Doing hard time, he discovered the biblical teachings of that deacon of Dallas, T.D. Jakes. Johnson related to the idea that Noah and Moses had rap sheets just like him. He got out of jail early thanks to a sharp lawyer and a judge who listened to that sharp lawyer. A anonymous Detroiter sent him a better wardrobe than orange. He took a wife. He learned to pastor. He started a non-profit for prisoners re-entering civilian life.
Johnson turned over the microphone to Anne Donewald. Although Donewald grew up in a sound household with a father famous for his coaching of college sports, Donewald began exotic dancing and found herself drawn into the moral vacuum of Las Vegas. She discovered that the brothel had more monetary reward than the Gentleman's Club. She fueled her cocaine addiction by turning tricks. One of her regular clients served as a pastor. She conceived a second child and flubbed five appointments at the abortion clinic. She stopped making appointments and her son arrived months later. She began to have Bible verses repeat in her head, just book and chapter and verse. She started looking verses up. Then she started devouring Bible study courses. Then she started writing Bible study courses.
Recently, under the auspices of Eve's Angels, she raised half a million dollars to set aside a Grand Rapids home to house survivors of sexual trafficking. She wrote a book with a ghost writer, Dancing for the Devil. Major publisher Simon & Schuster put it on the he shelves of Barnes and Noble. In a moment of generosity, she asked Andy O'Reily to redirect her share. Nate Johnson's ministry received all of the night's fund raising efforts.

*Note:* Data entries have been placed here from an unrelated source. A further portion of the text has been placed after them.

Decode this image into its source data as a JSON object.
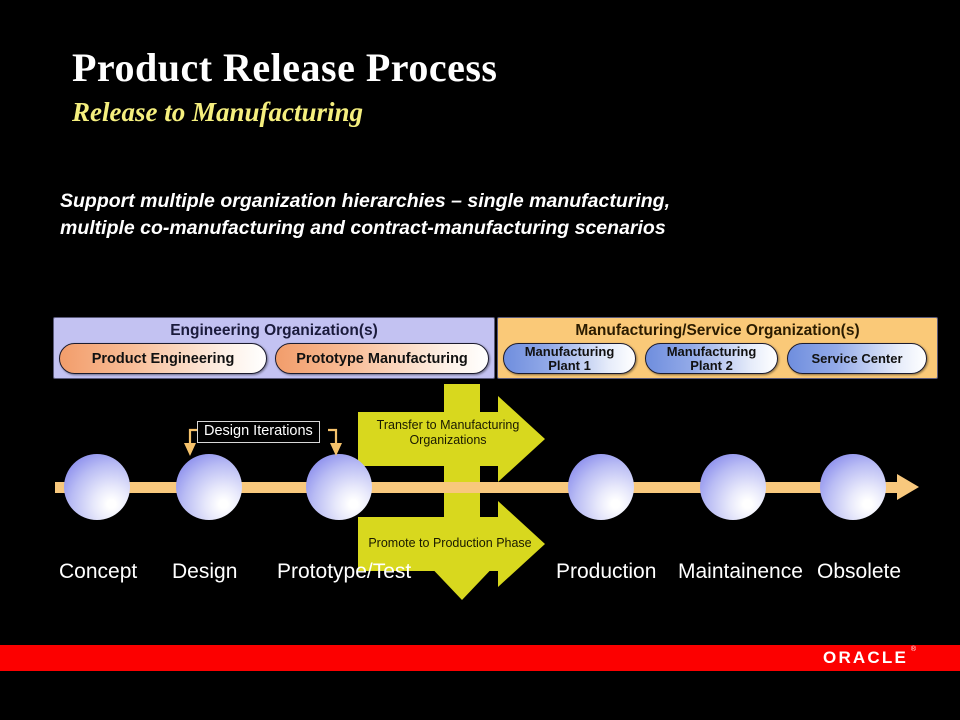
{
  "slide": {
    "title": "Product Release Process",
    "subtitle": "Release to Manufacturing",
    "background_color": "#000000"
  },
  "body": {
    "line1": "Support multiple organization hierarchies – single manufacturing,",
    "line2": "multiple co-manufacturing and contract-manufacturing scenarios"
  },
  "organizations": {
    "engineering": {
      "title": "Engineering Organization(s)",
      "panel_color": "#c3c2f2",
      "units": [
        {
          "label": "Product Engineering"
        },
        {
          "label": "Prototype Manufacturing"
        }
      ]
    },
    "manufacturing": {
      "title": "Manufacturing/Service Organization(s)",
      "panel_color": "#fac978",
      "units": [
        {
          "label": "Manufacturing\nPlant 1"
        },
        {
          "label": "Manufacturing\nPlant 2"
        },
        {
          "label": "Service Center"
        }
      ]
    }
  },
  "process_flow": {
    "timeline_color": "#f8c87d",
    "sphere_color": "#8f92ee",
    "phases": [
      {
        "label": "Concept"
      },
      {
        "label": "Design"
      },
      {
        "label": "Prototype/Test"
      },
      {
        "label": "Production"
      },
      {
        "label": "Maintainence"
      },
      {
        "label": "Obsolete"
      }
    ],
    "callout": {
      "label": "Design Iterations",
      "connector_color": "#f5c26b"
    },
    "transfer_arrows": {
      "color": "#d8d81e",
      "upper": {
        "line1": "Transfer to Manufacturing",
        "line2": "Organizations"
      },
      "lower": {
        "line1": "Promote to Production Phase"
      }
    }
  },
  "footer": {
    "band_color": "#fc0000",
    "logo_text": "ORACLE",
    "registered_mark": "®"
  }
}
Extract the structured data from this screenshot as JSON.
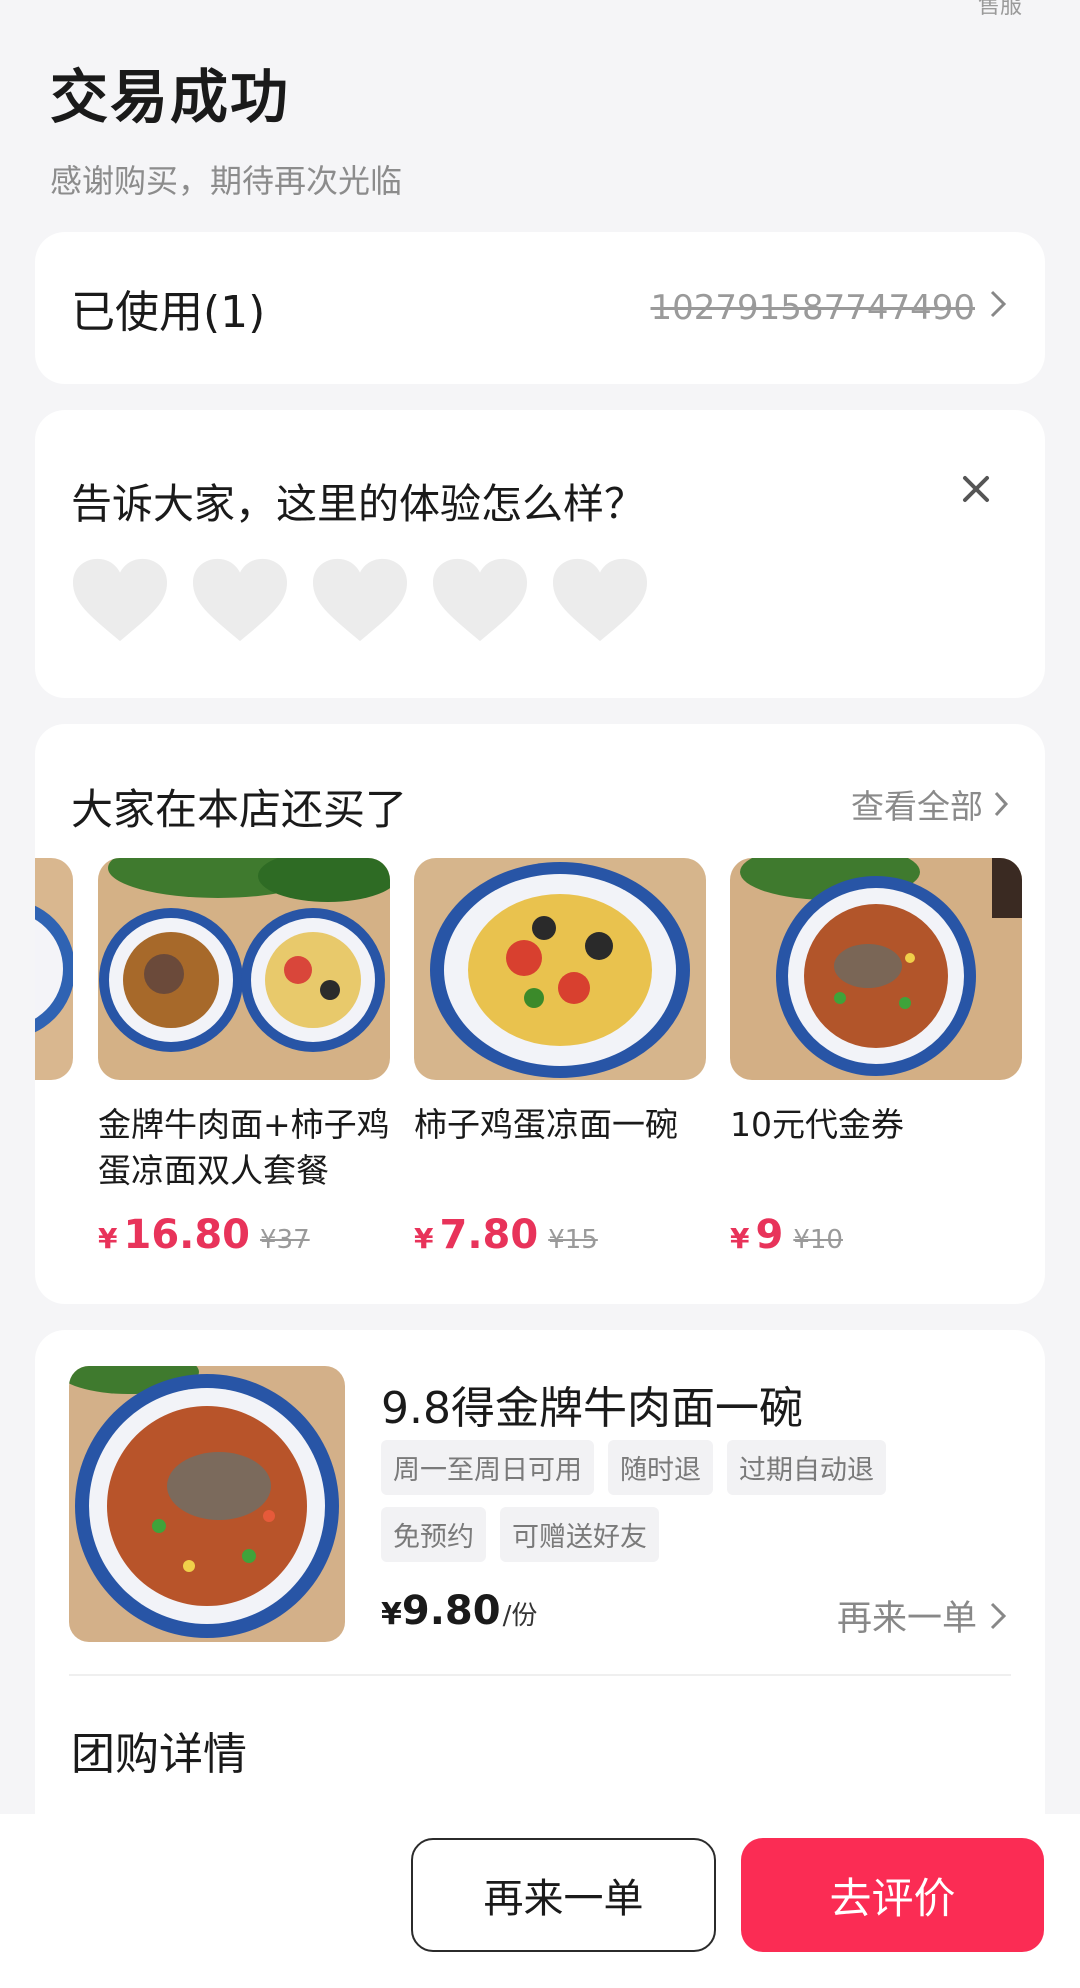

It was all kind of raw. Both Johnson and Donewald reminded me of World Wrestling Federation personalities rocking the microphone. When the two didn't make me think of Television evangelists. O'Reily claims he'll bring back the event next year. Let's hope he keeps The Truth raw and relevant in 2017.
Painting by Niagara, who paints the Truth.